## BRIEF
Since only the total is wanted, give the number of lines in the listing below that hold the string "name" and add nothing.

* * * * *

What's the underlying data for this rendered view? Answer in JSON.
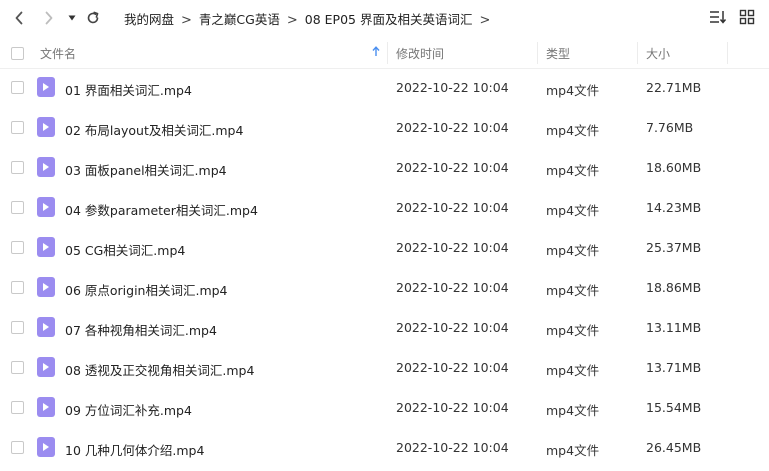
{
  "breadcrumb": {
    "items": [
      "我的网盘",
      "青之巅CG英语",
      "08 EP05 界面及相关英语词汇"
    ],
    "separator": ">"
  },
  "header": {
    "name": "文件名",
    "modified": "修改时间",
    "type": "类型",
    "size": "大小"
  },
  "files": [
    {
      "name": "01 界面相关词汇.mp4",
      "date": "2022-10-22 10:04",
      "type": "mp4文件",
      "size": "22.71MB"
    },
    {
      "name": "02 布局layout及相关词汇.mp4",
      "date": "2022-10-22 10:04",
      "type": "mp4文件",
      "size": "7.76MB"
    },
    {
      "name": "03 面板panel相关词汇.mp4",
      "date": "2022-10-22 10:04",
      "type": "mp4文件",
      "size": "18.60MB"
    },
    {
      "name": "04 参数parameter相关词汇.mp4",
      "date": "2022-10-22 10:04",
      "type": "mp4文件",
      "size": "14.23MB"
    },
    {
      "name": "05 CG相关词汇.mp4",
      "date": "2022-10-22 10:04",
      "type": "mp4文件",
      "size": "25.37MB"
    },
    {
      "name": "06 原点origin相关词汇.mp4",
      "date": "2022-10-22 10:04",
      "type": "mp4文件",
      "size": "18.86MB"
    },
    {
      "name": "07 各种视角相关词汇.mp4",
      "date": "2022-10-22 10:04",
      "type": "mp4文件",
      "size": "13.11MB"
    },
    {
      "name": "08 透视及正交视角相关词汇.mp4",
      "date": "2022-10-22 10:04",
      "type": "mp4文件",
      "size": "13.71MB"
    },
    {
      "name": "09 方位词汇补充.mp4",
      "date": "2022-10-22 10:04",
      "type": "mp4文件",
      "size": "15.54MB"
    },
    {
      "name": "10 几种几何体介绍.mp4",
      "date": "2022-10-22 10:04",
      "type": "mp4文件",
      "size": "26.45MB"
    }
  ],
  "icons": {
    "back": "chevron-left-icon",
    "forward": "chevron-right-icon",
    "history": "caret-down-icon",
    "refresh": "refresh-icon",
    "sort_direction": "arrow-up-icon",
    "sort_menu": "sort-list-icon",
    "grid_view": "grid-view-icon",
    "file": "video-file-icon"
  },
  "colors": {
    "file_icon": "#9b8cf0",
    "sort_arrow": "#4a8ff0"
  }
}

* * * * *

## WRITTEN ANSWER
11